In 2005, only the first $90,000 of income is subject to Social Security tax. Assuming that you record $150,000 of profits during the first six months of the year, you will end up paying the maximum self-employment (Social Security) tax personally.
When you incorporate, the Social Security tax meter begins to run again. If you earn $150,000 in the second half of this year, you will also be responsible for paying the maximum Social Security taxes on your corporate salary. That’s 7.65 percent on the employer portion and the same rate for the employee portion.
While the Social Security taxes withheld from your corporate pay can be claimed as a tax credit on your current year’s personal return to avoid duplication, such is not the case with the payroll taxes paid by your corporation. That amount, representing $6,885 ($90,000 x .0765), cannot be recovered, meaning you pay duplicate payroll taxes in the year of incorporation. By deferring incorporation to January 1 of 2006, these excess payroll taxes can be avoided.

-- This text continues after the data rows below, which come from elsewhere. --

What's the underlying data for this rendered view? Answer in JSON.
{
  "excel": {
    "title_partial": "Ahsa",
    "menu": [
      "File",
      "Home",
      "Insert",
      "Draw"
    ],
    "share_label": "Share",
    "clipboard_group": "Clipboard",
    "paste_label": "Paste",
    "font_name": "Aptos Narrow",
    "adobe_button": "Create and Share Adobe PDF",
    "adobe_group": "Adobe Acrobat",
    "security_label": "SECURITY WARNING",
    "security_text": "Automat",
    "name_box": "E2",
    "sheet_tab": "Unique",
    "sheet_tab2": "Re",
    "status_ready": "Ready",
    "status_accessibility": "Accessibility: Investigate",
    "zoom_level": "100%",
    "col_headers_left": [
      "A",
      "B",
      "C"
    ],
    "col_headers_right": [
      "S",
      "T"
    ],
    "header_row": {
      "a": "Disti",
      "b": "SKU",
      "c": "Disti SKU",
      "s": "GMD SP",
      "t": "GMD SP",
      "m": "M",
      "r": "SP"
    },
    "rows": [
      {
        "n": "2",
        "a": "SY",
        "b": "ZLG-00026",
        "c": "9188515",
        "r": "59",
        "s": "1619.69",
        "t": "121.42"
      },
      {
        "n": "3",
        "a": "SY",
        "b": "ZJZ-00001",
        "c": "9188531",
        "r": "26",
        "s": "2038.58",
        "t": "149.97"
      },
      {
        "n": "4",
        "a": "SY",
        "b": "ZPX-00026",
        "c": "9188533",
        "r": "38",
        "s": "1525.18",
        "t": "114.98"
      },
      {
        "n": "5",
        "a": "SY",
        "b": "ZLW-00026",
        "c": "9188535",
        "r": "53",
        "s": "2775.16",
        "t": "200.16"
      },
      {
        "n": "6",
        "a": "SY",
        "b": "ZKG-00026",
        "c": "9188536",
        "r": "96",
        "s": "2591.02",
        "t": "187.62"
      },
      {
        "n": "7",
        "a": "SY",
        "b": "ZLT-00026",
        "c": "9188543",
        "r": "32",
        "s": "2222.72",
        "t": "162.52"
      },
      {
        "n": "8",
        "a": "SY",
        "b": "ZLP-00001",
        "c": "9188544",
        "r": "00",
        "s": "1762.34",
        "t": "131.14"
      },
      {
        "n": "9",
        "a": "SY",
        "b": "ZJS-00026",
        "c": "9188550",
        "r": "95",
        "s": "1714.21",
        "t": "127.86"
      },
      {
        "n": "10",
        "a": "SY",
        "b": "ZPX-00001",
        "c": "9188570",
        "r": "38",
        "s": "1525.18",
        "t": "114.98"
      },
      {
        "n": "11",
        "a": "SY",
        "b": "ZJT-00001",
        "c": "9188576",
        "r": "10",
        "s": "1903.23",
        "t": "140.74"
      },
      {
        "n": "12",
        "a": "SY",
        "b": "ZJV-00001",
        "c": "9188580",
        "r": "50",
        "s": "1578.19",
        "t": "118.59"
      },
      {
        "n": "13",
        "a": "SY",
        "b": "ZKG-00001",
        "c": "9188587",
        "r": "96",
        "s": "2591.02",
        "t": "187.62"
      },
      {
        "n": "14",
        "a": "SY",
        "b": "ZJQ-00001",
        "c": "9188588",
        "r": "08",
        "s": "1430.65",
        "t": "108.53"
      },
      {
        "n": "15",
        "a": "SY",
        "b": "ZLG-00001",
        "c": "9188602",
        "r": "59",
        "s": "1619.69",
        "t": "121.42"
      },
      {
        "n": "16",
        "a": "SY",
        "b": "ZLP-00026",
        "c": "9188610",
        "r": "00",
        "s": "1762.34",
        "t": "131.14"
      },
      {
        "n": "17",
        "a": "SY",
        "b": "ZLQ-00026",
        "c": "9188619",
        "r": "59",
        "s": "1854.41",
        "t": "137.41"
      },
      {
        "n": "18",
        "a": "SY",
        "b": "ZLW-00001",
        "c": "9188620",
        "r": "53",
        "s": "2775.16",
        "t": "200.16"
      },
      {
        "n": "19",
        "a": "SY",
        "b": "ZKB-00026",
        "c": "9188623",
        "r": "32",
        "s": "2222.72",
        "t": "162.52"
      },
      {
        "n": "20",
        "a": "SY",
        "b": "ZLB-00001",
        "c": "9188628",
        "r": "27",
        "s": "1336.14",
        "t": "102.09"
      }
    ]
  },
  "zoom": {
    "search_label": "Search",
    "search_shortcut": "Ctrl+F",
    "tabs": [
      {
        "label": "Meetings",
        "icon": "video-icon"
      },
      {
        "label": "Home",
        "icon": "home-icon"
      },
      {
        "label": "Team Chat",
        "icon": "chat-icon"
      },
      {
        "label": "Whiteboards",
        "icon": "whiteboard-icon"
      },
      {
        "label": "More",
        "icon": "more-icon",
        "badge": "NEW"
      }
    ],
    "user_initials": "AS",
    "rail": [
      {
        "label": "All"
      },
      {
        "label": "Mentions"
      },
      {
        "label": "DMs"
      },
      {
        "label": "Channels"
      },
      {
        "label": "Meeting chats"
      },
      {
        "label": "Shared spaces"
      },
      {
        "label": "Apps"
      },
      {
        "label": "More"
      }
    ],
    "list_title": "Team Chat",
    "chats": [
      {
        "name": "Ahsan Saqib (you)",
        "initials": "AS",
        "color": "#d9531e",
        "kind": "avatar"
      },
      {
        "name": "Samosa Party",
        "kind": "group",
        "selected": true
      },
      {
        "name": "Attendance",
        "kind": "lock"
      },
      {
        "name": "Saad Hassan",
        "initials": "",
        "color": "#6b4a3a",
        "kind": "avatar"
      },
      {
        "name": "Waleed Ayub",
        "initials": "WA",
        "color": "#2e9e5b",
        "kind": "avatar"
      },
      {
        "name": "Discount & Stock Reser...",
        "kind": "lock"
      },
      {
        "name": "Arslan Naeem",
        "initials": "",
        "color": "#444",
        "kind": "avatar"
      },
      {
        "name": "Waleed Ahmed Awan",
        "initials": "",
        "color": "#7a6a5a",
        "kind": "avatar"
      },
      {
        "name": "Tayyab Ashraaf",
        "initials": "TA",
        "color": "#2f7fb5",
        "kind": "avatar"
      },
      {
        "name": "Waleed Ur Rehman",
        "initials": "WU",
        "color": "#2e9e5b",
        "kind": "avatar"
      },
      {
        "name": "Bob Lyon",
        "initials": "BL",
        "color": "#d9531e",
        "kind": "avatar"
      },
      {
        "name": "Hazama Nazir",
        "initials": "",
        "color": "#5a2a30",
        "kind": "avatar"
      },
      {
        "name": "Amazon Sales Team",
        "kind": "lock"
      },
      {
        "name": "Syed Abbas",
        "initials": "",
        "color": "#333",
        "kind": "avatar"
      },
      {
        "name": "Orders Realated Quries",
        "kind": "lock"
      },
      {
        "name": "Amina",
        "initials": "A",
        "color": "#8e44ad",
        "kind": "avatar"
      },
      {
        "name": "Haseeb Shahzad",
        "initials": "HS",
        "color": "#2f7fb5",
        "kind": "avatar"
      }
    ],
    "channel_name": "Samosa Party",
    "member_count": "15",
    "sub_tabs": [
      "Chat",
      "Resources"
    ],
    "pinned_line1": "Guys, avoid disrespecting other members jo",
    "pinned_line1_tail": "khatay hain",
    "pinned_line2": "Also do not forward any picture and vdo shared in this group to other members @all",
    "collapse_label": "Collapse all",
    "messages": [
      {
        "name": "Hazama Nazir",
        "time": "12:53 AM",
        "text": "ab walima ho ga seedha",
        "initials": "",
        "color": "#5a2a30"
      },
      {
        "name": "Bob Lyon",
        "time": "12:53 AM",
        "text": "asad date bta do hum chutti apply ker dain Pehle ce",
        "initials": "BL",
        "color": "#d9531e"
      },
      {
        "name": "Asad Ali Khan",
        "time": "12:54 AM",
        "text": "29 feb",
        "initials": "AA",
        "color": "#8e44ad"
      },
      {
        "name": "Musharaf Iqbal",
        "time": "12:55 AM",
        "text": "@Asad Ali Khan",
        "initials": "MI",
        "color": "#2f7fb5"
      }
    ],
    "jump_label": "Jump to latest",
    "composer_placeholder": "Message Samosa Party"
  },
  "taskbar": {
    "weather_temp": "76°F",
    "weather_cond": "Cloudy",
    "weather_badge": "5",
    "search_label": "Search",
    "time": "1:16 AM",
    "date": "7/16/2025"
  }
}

I am getting ready to sell some investment property which has appreciated more than 50 percent since I bought it two years ago. Is there any way I can avoid paying federal income taxes on the gain from the sale?
Yes. You can defer the income taxes related to the gain by entering into a tax-free exchange for other real estate, as sanctioned under Section 1031 of the Internal Revenue Code. However, you must follow many rules to qualify for tax-free exchange treatment.
To defer the entire tax on the gain, you must reinvest all of the cash received from the sale of the property and other real estate. Moreover, the cash must be deposited temporarily with an independent escrow agent (qualified intermediary), who holds the money until you acquire other investment real estate to purchase. Any cash which you actually receive from the escrow agent will be taxed to you.
You generally have 45 days from the sale date to identify replacement property to be purchased, and 180 days following the sale to close on the replacement property. Typically, the cost of the replacement property must equal or exceed the sales price of the investment property sold to avoid all taxes.
Section 1031 is not a permanent exemption from income tax, but rather a deferral of income taxes. Should the replacement property be sold at a later date, the original gain will be subject to tax, unless you enter into another tax-free exchange. However, in the event that you die while you own the property, all previously deferred income taxes on the gain will be forgiven.
John K. McGill is a tax attorney, CPA, and MBA, and is the editor of The McGill Advisory, a monthly newsletter helping dentists to maximize profitability, slash taxes, and protect assets. The newsletter ($199 a year) and consulting information are available from John K. McGill and Company, 2810 Coliseum Centre Drive, Suite 360, Charlotte, NC 28217. Call (704) 424-9780, or visit the Web site at www.bmhgroup.com.